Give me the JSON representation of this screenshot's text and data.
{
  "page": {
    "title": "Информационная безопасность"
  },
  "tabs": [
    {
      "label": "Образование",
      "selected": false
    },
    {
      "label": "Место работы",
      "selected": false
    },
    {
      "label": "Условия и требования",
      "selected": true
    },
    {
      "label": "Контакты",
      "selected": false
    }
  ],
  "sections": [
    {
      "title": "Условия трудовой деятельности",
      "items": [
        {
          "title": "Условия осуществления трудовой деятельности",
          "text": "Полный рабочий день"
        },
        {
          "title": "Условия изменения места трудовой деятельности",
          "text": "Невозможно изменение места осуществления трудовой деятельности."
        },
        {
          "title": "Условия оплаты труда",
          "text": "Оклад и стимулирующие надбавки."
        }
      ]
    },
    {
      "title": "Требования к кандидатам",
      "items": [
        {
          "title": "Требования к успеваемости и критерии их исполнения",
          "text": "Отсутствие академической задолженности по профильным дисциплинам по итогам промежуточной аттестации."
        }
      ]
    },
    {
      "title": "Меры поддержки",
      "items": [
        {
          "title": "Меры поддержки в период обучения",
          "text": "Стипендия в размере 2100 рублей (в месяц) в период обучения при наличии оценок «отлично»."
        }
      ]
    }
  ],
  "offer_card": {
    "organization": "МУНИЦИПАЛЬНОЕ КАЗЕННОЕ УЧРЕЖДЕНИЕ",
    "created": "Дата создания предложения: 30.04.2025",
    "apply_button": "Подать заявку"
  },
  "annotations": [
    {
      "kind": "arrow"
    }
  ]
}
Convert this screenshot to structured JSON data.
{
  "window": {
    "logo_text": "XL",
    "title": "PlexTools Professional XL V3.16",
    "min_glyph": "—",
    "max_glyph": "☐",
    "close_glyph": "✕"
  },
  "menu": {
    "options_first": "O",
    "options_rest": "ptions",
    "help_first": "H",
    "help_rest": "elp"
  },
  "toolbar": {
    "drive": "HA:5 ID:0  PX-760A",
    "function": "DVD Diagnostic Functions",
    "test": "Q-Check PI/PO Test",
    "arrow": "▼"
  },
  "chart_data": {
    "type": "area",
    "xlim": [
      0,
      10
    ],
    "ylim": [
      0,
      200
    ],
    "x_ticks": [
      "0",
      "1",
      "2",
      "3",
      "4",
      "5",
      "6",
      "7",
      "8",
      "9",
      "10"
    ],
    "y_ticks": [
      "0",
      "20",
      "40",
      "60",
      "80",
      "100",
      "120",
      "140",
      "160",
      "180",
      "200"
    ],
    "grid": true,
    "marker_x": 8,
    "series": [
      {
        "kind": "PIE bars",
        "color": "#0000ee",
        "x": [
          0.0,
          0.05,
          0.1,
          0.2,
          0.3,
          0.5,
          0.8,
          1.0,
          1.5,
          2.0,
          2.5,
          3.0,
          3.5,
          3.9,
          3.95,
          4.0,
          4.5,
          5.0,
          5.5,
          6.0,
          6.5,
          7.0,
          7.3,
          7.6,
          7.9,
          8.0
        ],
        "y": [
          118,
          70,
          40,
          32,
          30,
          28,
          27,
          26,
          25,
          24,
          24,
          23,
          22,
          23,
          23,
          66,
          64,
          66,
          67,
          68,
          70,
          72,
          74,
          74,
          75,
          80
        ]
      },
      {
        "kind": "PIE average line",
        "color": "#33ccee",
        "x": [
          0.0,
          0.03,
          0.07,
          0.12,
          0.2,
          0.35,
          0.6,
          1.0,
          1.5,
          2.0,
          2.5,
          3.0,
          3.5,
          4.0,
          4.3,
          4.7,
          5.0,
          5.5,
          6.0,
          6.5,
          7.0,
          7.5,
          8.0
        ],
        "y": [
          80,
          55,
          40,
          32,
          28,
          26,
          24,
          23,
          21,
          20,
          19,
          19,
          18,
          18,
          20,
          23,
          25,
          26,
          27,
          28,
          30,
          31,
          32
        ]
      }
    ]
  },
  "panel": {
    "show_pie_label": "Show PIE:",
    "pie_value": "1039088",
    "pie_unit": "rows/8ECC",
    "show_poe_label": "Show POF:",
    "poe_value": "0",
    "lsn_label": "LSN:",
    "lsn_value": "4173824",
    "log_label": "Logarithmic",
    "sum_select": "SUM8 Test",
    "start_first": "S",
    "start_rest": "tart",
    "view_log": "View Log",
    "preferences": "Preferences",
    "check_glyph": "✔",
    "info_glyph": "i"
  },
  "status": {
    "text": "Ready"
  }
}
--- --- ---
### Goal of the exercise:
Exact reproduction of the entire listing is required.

### Finished task:
Give me the JSON representation of this screenshot's text and data.
{
  "page": {
    "title": "Информационная безопасность"
  },
  "tabs": [
    {
      "label": "Образование",
      "selected": false
    },
    {
      "label": "Место работы",
      "selected": false
    },
    {
      "label": "Условия и требования",
      "selected": true
    },
    {
      "label": "Контакты",
      "selected": false
    }
  ],
  "sections": [
    {
      "title": "Условия трудовой деятельности",
      "items": [
        {
          "title": "Условия осуществления трудовой деятельности",
          "text": "Полный рабочий день"
        },
        {
          "title": "Условия изменения места трудовой деятельности",
          "text": "Невозможно изменение места осуществления трудовой деятельности."
        },
        {
          "title": "Условия оплаты труда",
          "text": "Оклад и стимулирующие надбавки."
        }
      ]
    },
    {
      "title": "Требования к кандидатам",
      "items": [
        {
          "title": "Требования к успеваемости и критерии их исполнения",
          "text": "Отсутствие академической задолженности по профильным дисциплинам по итогам промежуточной аттестации."
        }
      ]
    },
    {
      "title": "Меры поддержки",
      "items": [
        {
          "title": "Меры поддержки в период обучения",
          "text": "Стипендия в размере 2100 рублей (в месяц) в период обучения при наличии оценок «отлично»."
        }
      ]
    }
  ],
  "offer_card": {
    "organization": "МУНИЦИПАЛЬНОЕ КАЗЕННОЕ УЧРЕЖДЕНИЕ",
    "created": "Дата создания предложения: 30.04.2025",
    "apply_button": "Подать заявку"
  },
  "annotations": [
    {
      "kind": "arrow"
    }
  ]
}
Convert this screenshot to structured JSON data.
{
  "window": {
    "logo_text": "XL",
    "title": "PlexTools Professional XL V3.16",
    "min_glyph": "—",
    "max_glyph": "☐",
    "close_glyph": "✕"
  },
  "menu": {
    "options_first": "O",
    "options_rest": "ptions",
    "help_first": "H",
    "help_rest": "elp"
  },
  "toolbar": {
    "drive": "HA:5 ID:0  PX-760A",
    "function": "DVD Diagnostic Functions",
    "test": "Q-Check PI/PO Test",
    "arrow": "▼"
  },
  "chart_data": {
    "type": "area",
    "xlim": [
      0,
      10
    ],
    "ylim": [
      0,
      200
    ],
    "x_ticks": [
      "0",
      "1",
      "2",
      "3",
      "4",
      "5",
      "6",
      "7",
      "8",
      "9",
      "10"
    ],
    "y_ticks": [
      "0",
      "20",
      "40",
      "60",
      "80",
      "100",
      "120",
      "140",
      "160",
      "180",
      "200"
    ],
    "grid": true,
    "marker_x": 8,
    "series": [
      {
        "kind": "PIE bars",
        "color": "#0000ee",
        "x": [
          0.0,
          0.05,
          0.1,
          0.2,
          0.3,
          0.5,
          0.8,
          1.0,
          1.5,
          2.0,
          2.5,
          3.0,
          3.5,
          3.9,
          3.95,
          4.0,
          4.5,
          5.0,
          5.5,
          6.0,
          6.5,
          7.0,
          7.3,
          7.6,
          7.9,
          8.0
        ],
        "y": [
          118,
          70,
          40,
          32,
          30,
          28,
          27,
          26,
          25,
          24,
          24,
          23,
          22,
          23,
          23,
          66,
          64,
          66,
          67,
          68,
          70,
          72,
          74,
          74,
          75,
          80
        ]
      },
      {
        "kind": "PIE average line",
        "color": "#33ccee",
        "x": [
          0.0,
          0.03,
          0.07,
          0.12,
          0.2,
          0.35,
          0.6,
          1.0,
          1.5,
          2.0,
          2.5,
          3.0,
          3.5,
          4.0,
          4.3,
          4.7,
          5.0,
          5.5,
          6.0,
          6.5,
          7.0,
          7.5,
          8.0
        ],
        "y": [
          80,
          55,
          40,
          32,
          28,
          26,
          24,
          23,
          21,
          20,
          19,
          19,
          18,
          18,
          20,
          23,
          25,
          26,
          27,
          28,
          30,
          31,
          32
        ]
      }
    ]
  },
  "panel": {
    "show_pie_label": "Show PIE:",
    "pie_value": "1039088",
    "pie_unit": "rows/8ECC",
    "show_poe_label": "Show POF:",
    "poe_value": "0",
    "lsn_label": "LSN:",
    "lsn_value": "4173824",
    "log_label": "Logarithmic",
    "sum_select": "SUM8 Test",
    "start_first": "S",
    "start_rest": "tart",
    "view_log": "View Log",
    "preferences": "Preferences",
    "check_glyph": "✔",
    "info_glyph": "i"
  },
  "status": {
    "text": "Ready"
  }
}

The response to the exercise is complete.